Frank Dikötter at Literary Review:
Deng was himself denounced during the Cultural Revolution, a decade of willed chaos ably and critically covered by the authors. Even so, they underplay just how complicit Deng was in creating the very campaign that engulfed him and his family. They never mention his active participation in vicious denunciation meetings against the former minister of public security Luo Ruiqing, who eventually jumped through a window in an unsuccessful bid to commit suicide ('He dived like a popsicle,' Deng scoffed). Likewise missing is even a cursory reference to Deng's leading role in persecuting Ulanfu, the head of Inner Mongolia, whom Deng harshly accused in July 1966 of every conceivable crime, from 'taking the capitalist road' to 'opposing Chairman Mao'. A few months later Deng's own turn came, with accusations that he was the 'Number Two Capitalist Roader'.
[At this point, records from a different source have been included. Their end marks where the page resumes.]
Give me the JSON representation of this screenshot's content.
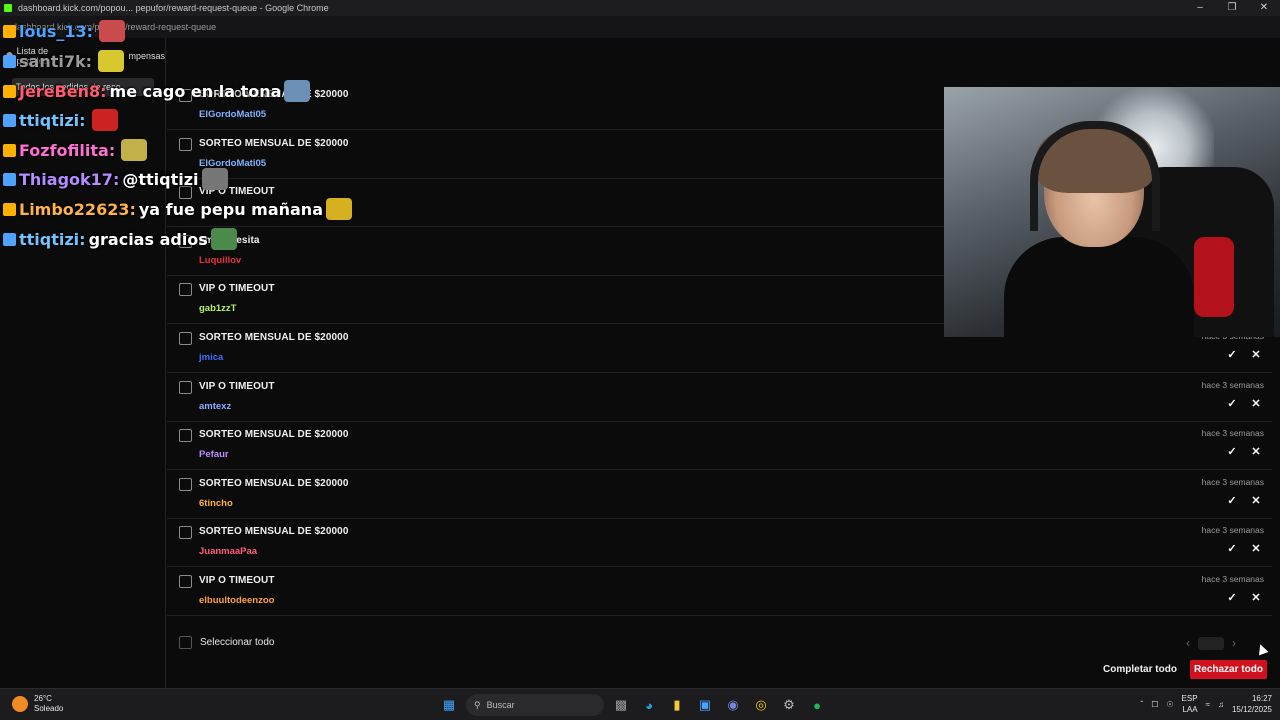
{
  "window": {
    "title": "dashboard.kick.com/popou... pepufor/reward-request-queue - Google Chrome",
    "url_text": "dashboard.kick.com/pepufor/reward-request-queue"
  },
  "sidebar": {
    "list_label": "Lista de pedidos",
    "list_suffix": "mpensas",
    "sub_label": "Todos los pedidos de reco..."
  },
  "chat": [
    {
      "user": "lous_13:",
      "user_color": "#4fa3ff",
      "msg": ""
    },
    {
      "user": "santi7k:",
      "user_color": "#9a9a9a",
      "msg": ""
    },
    {
      "user": "JereBen8:",
      "user_color": "#ff5a6e",
      "msg": "me cago en la tona"
    },
    {
      "user": "ttiqtizi:",
      "user_color": "#6fc3ff",
      "msg": ""
    },
    {
      "user": "Fozfofilita:",
      "user_color": "#ff6fd2",
      "msg": ""
    },
    {
      "user": "Thiagok17:",
      "user_color": "#b48cff",
      "msg": "@ttiqtizi"
    },
    {
      "user": "Limbo22623:",
      "user_color": "#ffb347",
      "msg": "ya fue pepu mañana"
    },
    {
      "user": "ttiqtizi:",
      "user_color": "#6fc3ff",
      "msg": "gracias adios"
    }
  ],
  "requests": [
    {
      "title": "SORTEO MENSUAL DE $20000",
      "user": "ElGordoMati05",
      "user_color": "#7fb2ff",
      "time": ""
    },
    {
      "title": "SORTEO MENSUAL DE $20000",
      "user": "ElGordoMati05",
      "user_color": "#7fb2ff",
      "time": ""
    },
    {
      "title": "VIP O TIMEOUT",
      "user": "",
      "user_color": "#c9a3ff",
      "time": ""
    },
    {
      "title": "amburgesita",
      "user": "Luquillov",
      "user_color": "#e8323f",
      "time": ""
    },
    {
      "title": "VIP O TIMEOUT",
      "user": "gab1zzT",
      "user_color": "#b7f06a",
      "time": ""
    },
    {
      "title": "SORTEO MENSUAL DE $20000",
      "user": "jmica",
      "user_color": "#3f6cff",
      "time": "hace 3 semanas"
    },
    {
      "title": "VIP O TIMEOUT",
      "user": "amtexz",
      "user_color": "#8fa9ff",
      "time": "hace 3 semanas"
    },
    {
      "title": "SORTEO MENSUAL DE $20000",
      "user": "Pefaur",
      "user_color": "#c08bff",
      "time": "hace 3 semanas"
    },
    {
      "title": "SORTEO MENSUAL DE $20000",
      "user": "6tincho",
      "user_color": "#ffb340",
      "time": "hace 3 semanas"
    },
    {
      "title": "SORTEO MENSUAL DE $20000",
      "user": "JuanmaaPaa",
      "user_color": "#ff5c7a",
      "time": "hace 3 semanas"
    },
    {
      "title": "VIP O TIMEOUT",
      "user": "elbuultodeenzoo",
      "user_color": "#ff9f40",
      "time": "hace 3 semanas"
    }
  ],
  "footer": {
    "select_all": "Seleccionar todo",
    "complete_all": "Completar todo",
    "reject_all": "Rechazar todo"
  },
  "taskbar": {
    "temp": "26°C",
    "weather": "Soleado",
    "search_placeholder": "Buscar",
    "lang_top": "ESP",
    "lang_bottom": "LAA",
    "time": "16:27",
    "date": "15/12/2025"
  },
  "colors": {
    "reject": "#d0111e",
    "kick_green": "#53fc18"
  }
}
But the Chairman protected Deng. Unlike many of his colleagues, he rarely endured struggle sessions with Red Guards, but spent many years in the countryside, sheltered from the vagaries of the Cultural Revolution. As the third and final part, 'The Pragmatist', demonstrates, the Chairman even brought him back twice, using him to counterbalance the growing influence of Zhou Enlai. Here, too, there are curious omissions. It is well known, for instance, that as chief-of-staff of the People's Liberation Army, Deng ordered a military crackdown on a Muslim-dominated county in Yunnan in 1975, prompting the massacre of over 1,600 people, some of them children.